Instructions for the task
Copy each line of the records that holds the string "JSON".

Exercise input
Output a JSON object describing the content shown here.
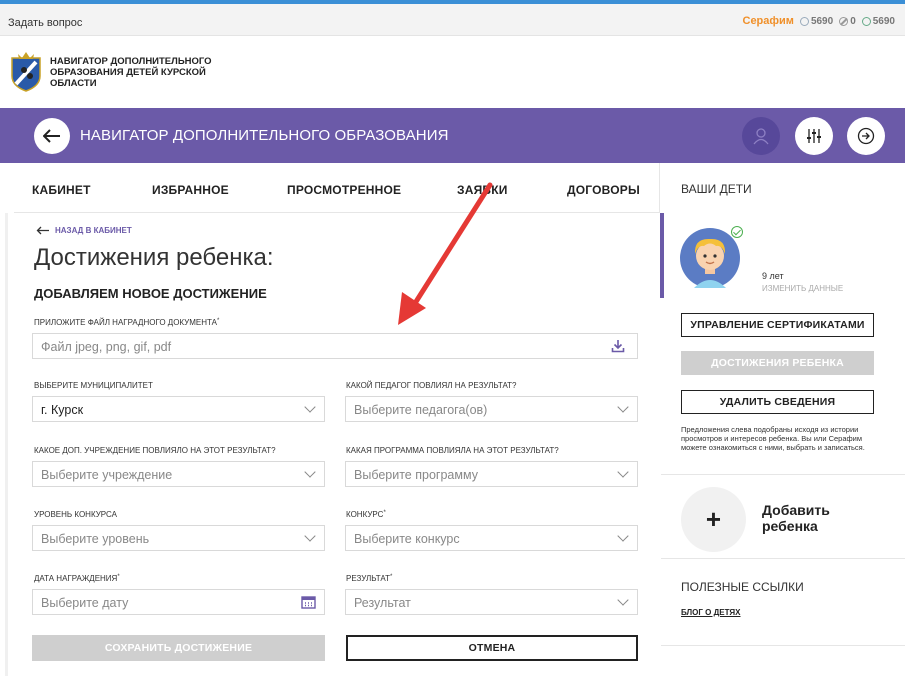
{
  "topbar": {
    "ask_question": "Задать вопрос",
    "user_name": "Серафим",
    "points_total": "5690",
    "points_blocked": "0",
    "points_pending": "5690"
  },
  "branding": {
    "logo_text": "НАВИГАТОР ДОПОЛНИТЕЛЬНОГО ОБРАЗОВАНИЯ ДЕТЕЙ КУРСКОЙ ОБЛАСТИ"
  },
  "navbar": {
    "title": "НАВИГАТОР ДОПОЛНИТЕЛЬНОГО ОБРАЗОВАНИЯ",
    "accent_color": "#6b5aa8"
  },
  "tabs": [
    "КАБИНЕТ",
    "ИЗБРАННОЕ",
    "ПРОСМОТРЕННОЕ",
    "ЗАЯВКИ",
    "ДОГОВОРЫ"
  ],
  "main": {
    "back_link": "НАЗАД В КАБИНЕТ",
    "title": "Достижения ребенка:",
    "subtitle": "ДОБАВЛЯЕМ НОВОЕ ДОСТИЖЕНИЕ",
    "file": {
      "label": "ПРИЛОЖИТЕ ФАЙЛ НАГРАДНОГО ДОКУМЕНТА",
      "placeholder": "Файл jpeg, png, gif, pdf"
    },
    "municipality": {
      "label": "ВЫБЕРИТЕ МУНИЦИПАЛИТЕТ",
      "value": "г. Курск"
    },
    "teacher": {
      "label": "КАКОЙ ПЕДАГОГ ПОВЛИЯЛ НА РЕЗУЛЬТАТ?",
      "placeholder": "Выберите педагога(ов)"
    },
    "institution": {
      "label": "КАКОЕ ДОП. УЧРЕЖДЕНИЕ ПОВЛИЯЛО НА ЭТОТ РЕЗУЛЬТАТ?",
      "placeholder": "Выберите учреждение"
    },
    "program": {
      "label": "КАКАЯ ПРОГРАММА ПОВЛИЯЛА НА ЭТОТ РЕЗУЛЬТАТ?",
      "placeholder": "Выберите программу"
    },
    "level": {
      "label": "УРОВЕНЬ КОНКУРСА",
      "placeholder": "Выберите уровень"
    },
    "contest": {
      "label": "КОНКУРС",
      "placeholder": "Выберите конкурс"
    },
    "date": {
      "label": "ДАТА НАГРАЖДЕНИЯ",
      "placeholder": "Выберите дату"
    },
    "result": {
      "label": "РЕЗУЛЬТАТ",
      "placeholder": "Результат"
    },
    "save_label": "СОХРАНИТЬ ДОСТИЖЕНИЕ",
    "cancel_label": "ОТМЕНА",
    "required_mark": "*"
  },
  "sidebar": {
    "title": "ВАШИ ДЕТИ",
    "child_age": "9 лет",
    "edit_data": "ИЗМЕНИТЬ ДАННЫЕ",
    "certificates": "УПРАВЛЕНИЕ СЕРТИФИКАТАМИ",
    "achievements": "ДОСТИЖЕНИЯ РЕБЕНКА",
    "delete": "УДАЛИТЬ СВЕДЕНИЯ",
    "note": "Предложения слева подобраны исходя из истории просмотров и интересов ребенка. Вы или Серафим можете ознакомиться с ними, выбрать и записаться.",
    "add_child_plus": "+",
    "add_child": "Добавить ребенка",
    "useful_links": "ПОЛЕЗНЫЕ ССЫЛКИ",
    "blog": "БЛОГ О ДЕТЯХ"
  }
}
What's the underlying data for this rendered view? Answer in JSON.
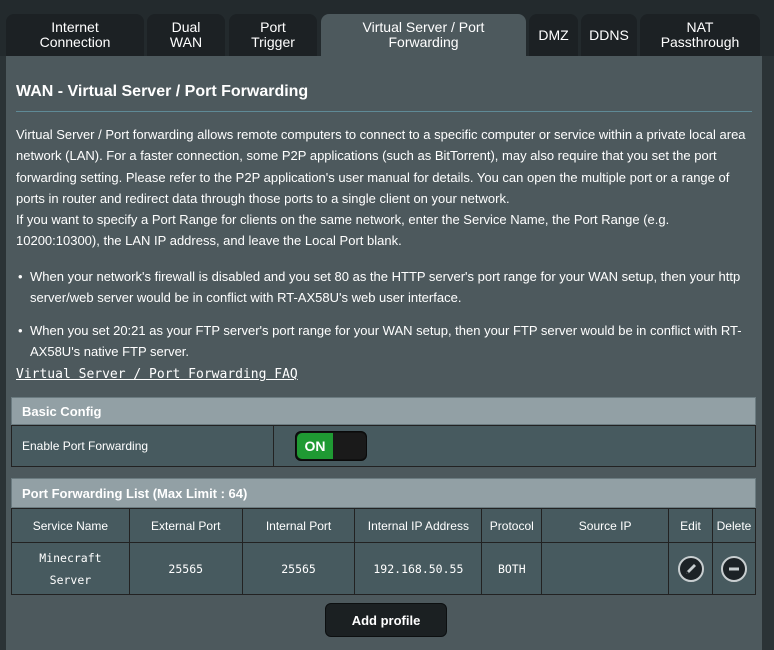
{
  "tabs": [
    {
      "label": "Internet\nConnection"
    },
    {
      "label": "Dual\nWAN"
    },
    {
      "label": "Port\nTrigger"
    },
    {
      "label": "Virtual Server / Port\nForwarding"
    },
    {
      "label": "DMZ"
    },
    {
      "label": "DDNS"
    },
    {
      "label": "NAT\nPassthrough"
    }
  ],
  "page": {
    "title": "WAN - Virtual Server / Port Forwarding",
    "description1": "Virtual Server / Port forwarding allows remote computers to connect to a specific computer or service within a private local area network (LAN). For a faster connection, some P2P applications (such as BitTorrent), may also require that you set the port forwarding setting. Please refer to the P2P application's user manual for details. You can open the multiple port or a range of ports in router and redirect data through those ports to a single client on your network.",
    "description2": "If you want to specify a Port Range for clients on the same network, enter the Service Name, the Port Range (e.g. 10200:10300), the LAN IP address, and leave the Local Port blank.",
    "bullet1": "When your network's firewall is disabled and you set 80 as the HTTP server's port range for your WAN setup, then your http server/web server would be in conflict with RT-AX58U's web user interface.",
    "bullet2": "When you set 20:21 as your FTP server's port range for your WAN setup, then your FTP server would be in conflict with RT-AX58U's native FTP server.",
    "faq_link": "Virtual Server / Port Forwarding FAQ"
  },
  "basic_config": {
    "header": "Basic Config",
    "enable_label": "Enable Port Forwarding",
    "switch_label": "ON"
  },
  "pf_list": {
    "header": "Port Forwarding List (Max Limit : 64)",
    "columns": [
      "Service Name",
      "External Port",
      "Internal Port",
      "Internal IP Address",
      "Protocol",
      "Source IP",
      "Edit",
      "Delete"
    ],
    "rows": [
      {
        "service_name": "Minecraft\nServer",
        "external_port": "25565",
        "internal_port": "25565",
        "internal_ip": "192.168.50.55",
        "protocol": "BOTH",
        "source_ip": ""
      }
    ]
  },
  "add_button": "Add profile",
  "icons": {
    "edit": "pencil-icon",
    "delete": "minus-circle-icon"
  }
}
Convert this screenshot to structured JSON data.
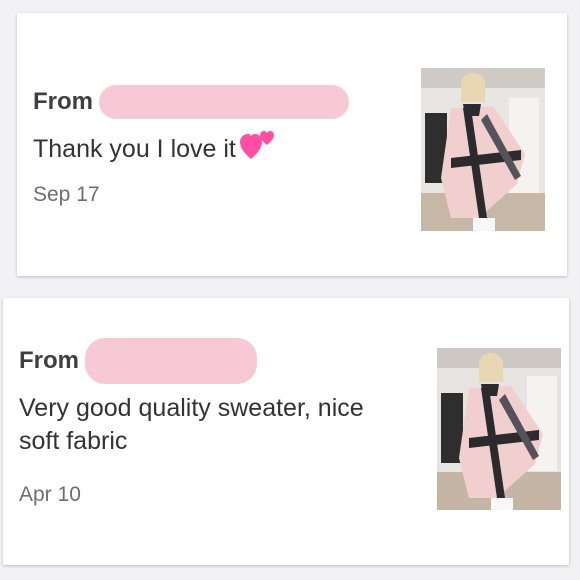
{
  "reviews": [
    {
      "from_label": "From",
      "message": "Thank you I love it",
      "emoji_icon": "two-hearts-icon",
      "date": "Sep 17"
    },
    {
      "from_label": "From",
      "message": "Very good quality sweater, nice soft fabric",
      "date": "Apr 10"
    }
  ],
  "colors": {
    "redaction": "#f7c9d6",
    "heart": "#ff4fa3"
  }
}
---
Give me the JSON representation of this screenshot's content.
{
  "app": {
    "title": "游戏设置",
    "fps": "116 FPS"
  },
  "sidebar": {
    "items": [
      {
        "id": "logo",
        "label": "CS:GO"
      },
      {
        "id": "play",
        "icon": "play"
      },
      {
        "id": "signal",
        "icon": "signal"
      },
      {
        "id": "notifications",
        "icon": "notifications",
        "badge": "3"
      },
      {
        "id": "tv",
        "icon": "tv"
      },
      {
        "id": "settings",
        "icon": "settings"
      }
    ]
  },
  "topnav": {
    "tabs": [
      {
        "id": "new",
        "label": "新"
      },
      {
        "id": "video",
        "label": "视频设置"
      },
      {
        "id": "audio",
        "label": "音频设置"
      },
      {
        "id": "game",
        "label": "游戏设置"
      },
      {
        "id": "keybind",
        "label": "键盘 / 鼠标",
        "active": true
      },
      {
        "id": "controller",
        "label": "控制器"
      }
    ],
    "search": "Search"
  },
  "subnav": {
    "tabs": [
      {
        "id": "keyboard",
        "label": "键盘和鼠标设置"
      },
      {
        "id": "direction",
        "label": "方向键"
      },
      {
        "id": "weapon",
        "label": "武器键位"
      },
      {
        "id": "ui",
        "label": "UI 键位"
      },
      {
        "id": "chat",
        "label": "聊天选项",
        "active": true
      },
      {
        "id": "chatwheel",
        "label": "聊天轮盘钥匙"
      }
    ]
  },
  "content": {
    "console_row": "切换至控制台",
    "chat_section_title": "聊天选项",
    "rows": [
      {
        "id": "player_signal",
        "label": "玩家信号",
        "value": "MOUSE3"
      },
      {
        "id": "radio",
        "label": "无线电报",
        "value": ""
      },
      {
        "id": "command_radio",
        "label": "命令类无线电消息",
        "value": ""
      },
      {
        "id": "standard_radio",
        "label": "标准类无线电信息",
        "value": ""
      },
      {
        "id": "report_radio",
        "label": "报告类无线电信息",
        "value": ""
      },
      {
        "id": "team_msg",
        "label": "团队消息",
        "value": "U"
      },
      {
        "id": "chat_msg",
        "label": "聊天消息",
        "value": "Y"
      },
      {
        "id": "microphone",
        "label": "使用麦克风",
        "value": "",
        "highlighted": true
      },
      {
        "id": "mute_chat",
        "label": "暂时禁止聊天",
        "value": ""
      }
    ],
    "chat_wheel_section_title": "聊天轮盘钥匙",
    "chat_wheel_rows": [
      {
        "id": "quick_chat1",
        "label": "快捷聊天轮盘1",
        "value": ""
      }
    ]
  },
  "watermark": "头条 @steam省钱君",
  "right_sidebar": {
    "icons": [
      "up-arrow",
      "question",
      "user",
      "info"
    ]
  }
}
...
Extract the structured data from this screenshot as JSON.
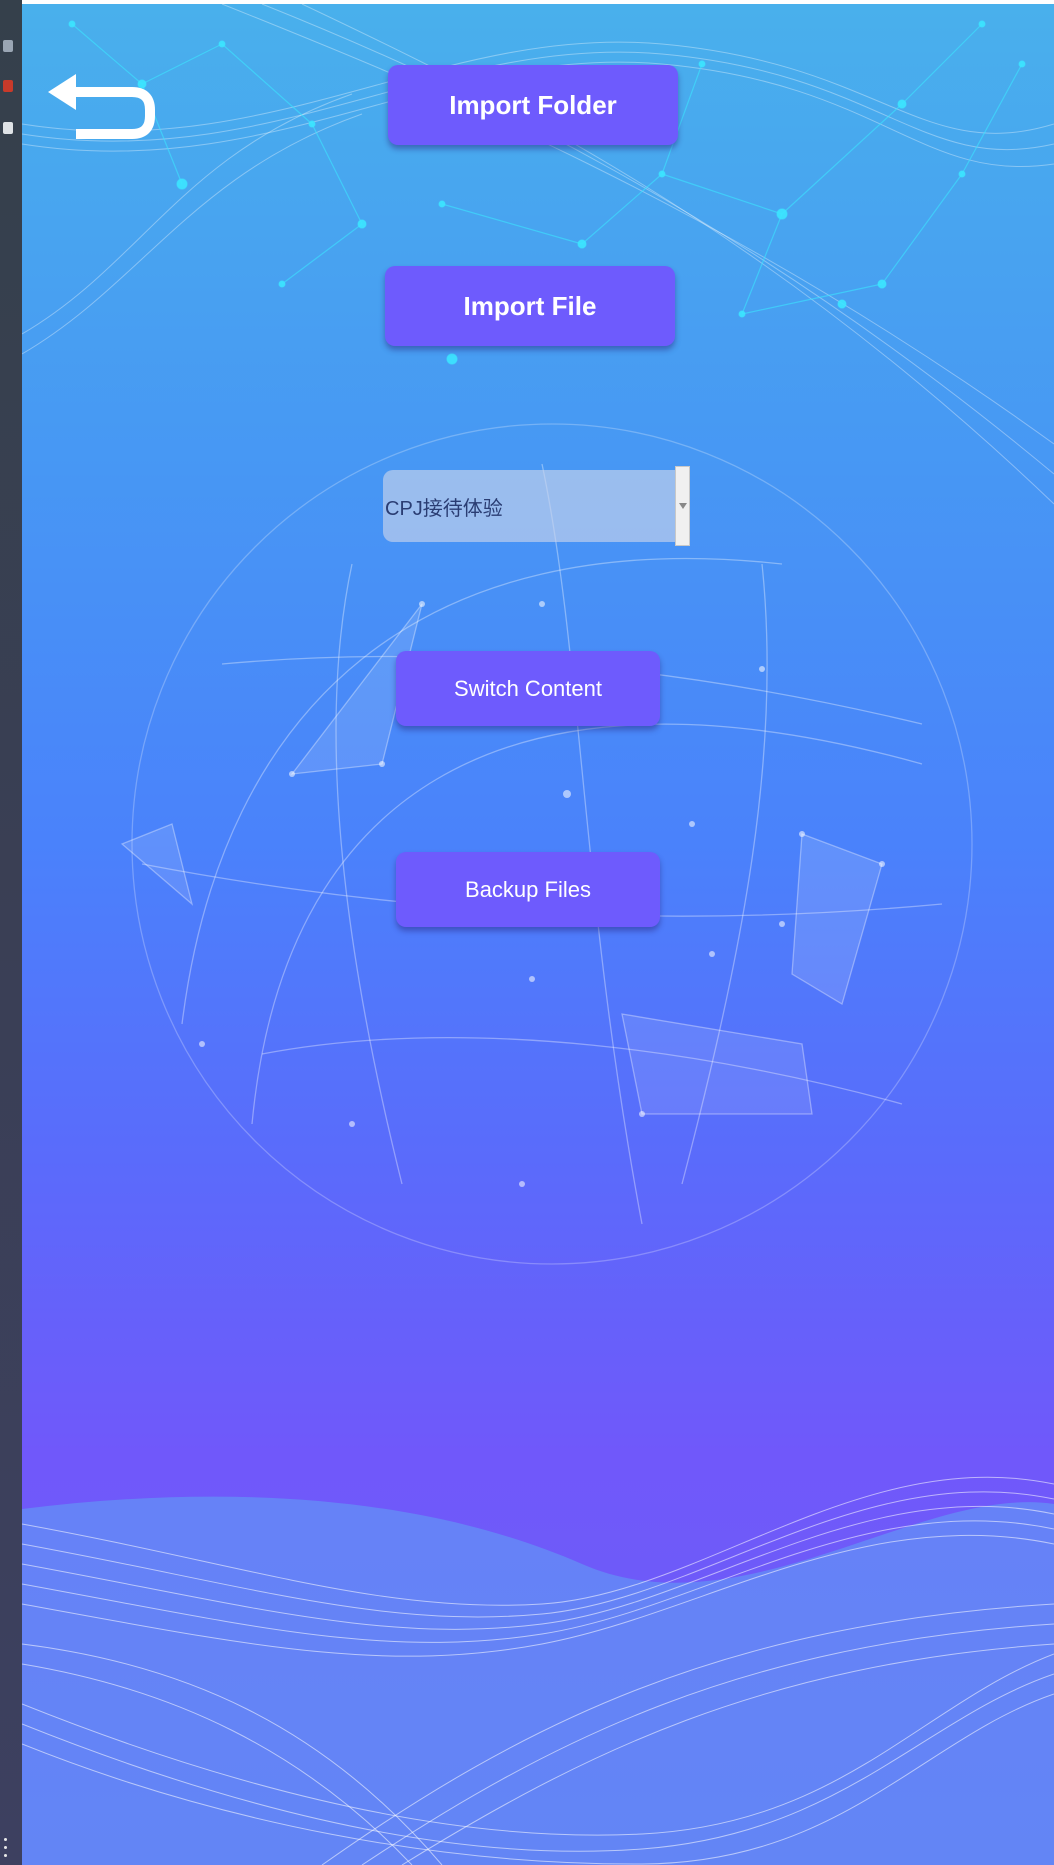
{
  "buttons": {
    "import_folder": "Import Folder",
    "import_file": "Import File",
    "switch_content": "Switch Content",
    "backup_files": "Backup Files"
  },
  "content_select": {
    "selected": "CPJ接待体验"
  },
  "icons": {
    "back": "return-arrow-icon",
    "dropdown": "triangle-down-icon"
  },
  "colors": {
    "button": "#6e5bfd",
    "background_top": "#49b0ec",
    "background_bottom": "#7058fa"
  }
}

Answer for the task
Output a JSON object describing the content shown here.
What's the underlying data for this rendered view? Answer in JSON.
Convert this screenshot to structured JSON data.
Give me the JSON representation of this screenshot's content.
Extract the structured data from this screenshot as JSON.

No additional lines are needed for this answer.